  • Secret Factions
    If a battle is getting too predictable, or if a new Human shows up unexpectedly and wants to join the fight, players can throw in a wild card with the arrival of a Secret Faction. This depends on having extra forces already built and available to deploy, but for many Human construction toy enthusiasts this isn't a problem.

    If a Secret Faction is introduced without a player standing by to take control of it, the arriving forces can be controlled by Mob Rule.

Fighting a Losing Battle
Soldiers facing defeat still have opportunites for glory. Players who accept that they're Fighting a Losing Battle receive special bonuses as their forces go down in flames. But there are no take-backs - no matter how well they do from that point forward, at the end of the game, those players lose, by whatever Koincidental post-battle disasters players have to make up in order to make it true.
  • The Suicide Run
    Forces that still have a chance to achieve at least one of their objectives, but only if no one gets out alive, can go on a Suicide Run. From that point forward, any time one of their units is killed or destroyed, they immediately recieve one Instant Benny.

    Regardless of whether they succeed in their objective, at the end of the battle, all of their units are captured or killed.

  • The Blaze of Glory
    Forces that have already lost the battle, but who'll be damned if they don't take their enemies with them, can go down in a Blaze of Glory. From that point forward, any time they kill or destroy any enemy unit, they receive one Instant Benny.

    At the end of the battle, no matter how many enemies they kill on the way out, they lose.
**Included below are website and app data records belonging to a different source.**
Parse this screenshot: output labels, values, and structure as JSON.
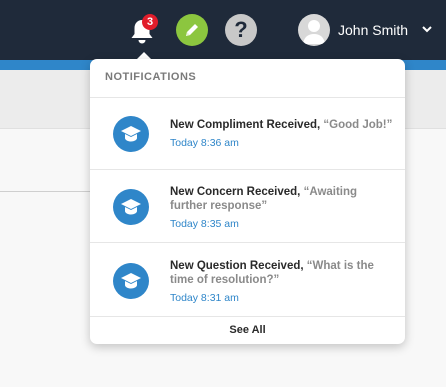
{
  "header": {
    "notification_count": "3",
    "user_name": "John Smith",
    "help_symbol": "?"
  },
  "dropdown": {
    "header": "NOTIFICATIONS",
    "items": [
      {
        "title": "New Compliment Received,",
        "quote": "“Good Job!”",
        "time": "Today 8:36 am",
        "icon": "graduation-cap-icon"
      },
      {
        "title": "New Concern Received,",
        "quote": "“Awaiting further response”",
        "time": "Today 8:35 am",
        "icon": "graduation-cap-icon"
      },
      {
        "title": "New Question Received,",
        "quote": "“What is the time of resolution?”",
        "time": "Today 8:31 am",
        "icon": "graduation-cap-icon"
      }
    ],
    "see_all": "See All"
  },
  "colors": {
    "topbar": "#1f2a3a",
    "accent_blue": "#2f86c9",
    "badge_red": "#e11d2b",
    "edit_green": "#8cc63f"
  }
}
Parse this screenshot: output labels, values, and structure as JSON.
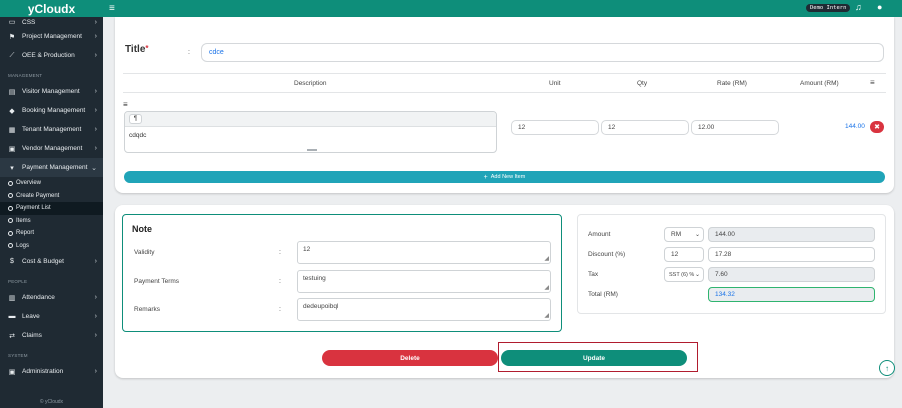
{
  "app": {
    "brand": "yCloudx",
    "mode_badge": "Demo Intern",
    "footer": "© yCloudx"
  },
  "sidebar": {
    "items_top": [
      {
        "label": "CSS",
        "icon": "box-icon"
      },
      {
        "label": "Project Management",
        "icon": "flag-icon"
      },
      {
        "label": "OEE & Production",
        "icon": "chart-icon"
      }
    ],
    "section_management": "MANAGEMENT",
    "items_mgmt": [
      {
        "label": "Visitor Management",
        "icon": "id-card-icon"
      },
      {
        "label": "Booking Management",
        "icon": "tag-icon"
      },
      {
        "label": "Tenant Management",
        "icon": "building-icon"
      },
      {
        "label": "Vendor Management",
        "icon": "vendor-icon"
      },
      {
        "label": "Payment Management",
        "icon": "cart-icon"
      }
    ],
    "payment_sub": [
      {
        "label": "Overview"
      },
      {
        "label": "Create Payment"
      },
      {
        "label": "Payment List"
      },
      {
        "label": "Items"
      },
      {
        "label": "Report"
      },
      {
        "label": "Logs"
      }
    ],
    "cost_budget": "Cost & Budget",
    "section_people": "PEOPLE",
    "items_people": [
      {
        "label": "Attendance",
        "icon": "calendar-icon"
      },
      {
        "label": "Leave",
        "icon": "briefcase-icon"
      },
      {
        "label": "Claims",
        "icon": "exchange-icon"
      }
    ],
    "section_system": "SYSTEM",
    "administration": "Administration"
  },
  "form": {
    "title_label": "Title",
    "title_required": "*",
    "colon": ":",
    "title_value": "cdce",
    "table_headers": {
      "description": "Description",
      "unit": "Unit",
      "qty": "Qty",
      "rate": "Rate (RM)",
      "amount": "Amount (RM)"
    },
    "row": {
      "editor_btn": "¶",
      "description": "cdqdc",
      "unit": "12",
      "qty": "12",
      "rate": "12.00",
      "amount": "144.00"
    },
    "add_item": "Add New Item"
  },
  "note": {
    "title": "Note",
    "validity_label": "Validity",
    "validity_value": "12",
    "terms_label": "Payment Terms",
    "terms_value": "testuing",
    "remarks_label": "Remarks",
    "remarks_value": "dedeupoibql"
  },
  "summary": {
    "amount_label": "Amount",
    "currency": "RM",
    "amount_value": "144.00",
    "discount_label": "Discount (%)",
    "discount_pct": "12",
    "discount_value": "17.28",
    "tax_label": "Tax",
    "tax_option": "SST (6) %",
    "tax_value": "7.60",
    "total_label": "Total (RM)",
    "total_value": "134.32"
  },
  "actions": {
    "delete": "Delete",
    "update": "Update"
  },
  "colors": {
    "brand": "#0e8e7a",
    "sidebar": "#1f2a33",
    "danger": "#d9333f",
    "accent": "#20a4b8"
  }
}
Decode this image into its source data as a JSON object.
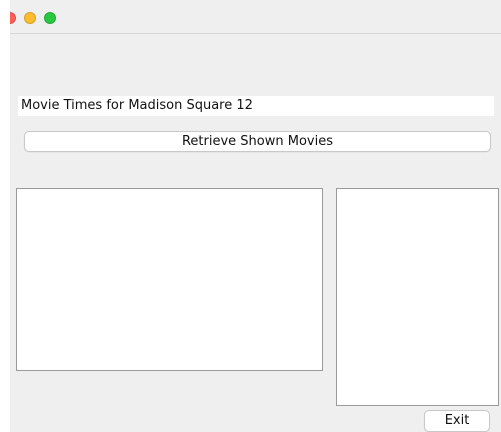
{
  "window": {
    "traffic_lights": {
      "close_color": "#ff5f57",
      "minimize_color": "#febc2e",
      "zoom_color": "#28c840"
    }
  },
  "main": {
    "title_field": "Movie Times for Madison Square 12",
    "retrieve_button_label": "Retrieve Shown Movies",
    "movies_list_items": [],
    "times_list_items": [],
    "exit_button_label": "Exit"
  }
}
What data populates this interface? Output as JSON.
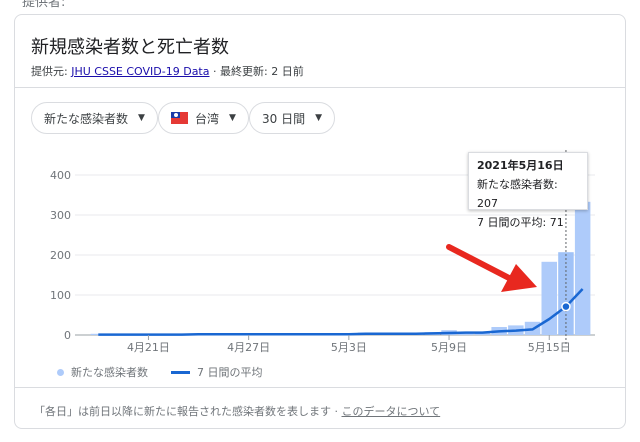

The best they can hope for is to make sure none of their opponents win either.

  • No Man Left Behind
    Forces that can't achieve any further objectives and who are determined to regroup and fight again can stage a tactical retreat with No Man Left Behind. From that point forward, any time they evacuate one of their own minifigs off of a "safe" side of the map - living, dead, or otherwise - they receive one Instant Benny.

    At the end of the battle, any objectives the player had already achieved before retreating still count as victories. Objectives achieved after calling the retreat are Koincidentally undermined. Any forces that successfully escape live to fight another day. Evacuated casualties may or may not recover, according to the needs of the story.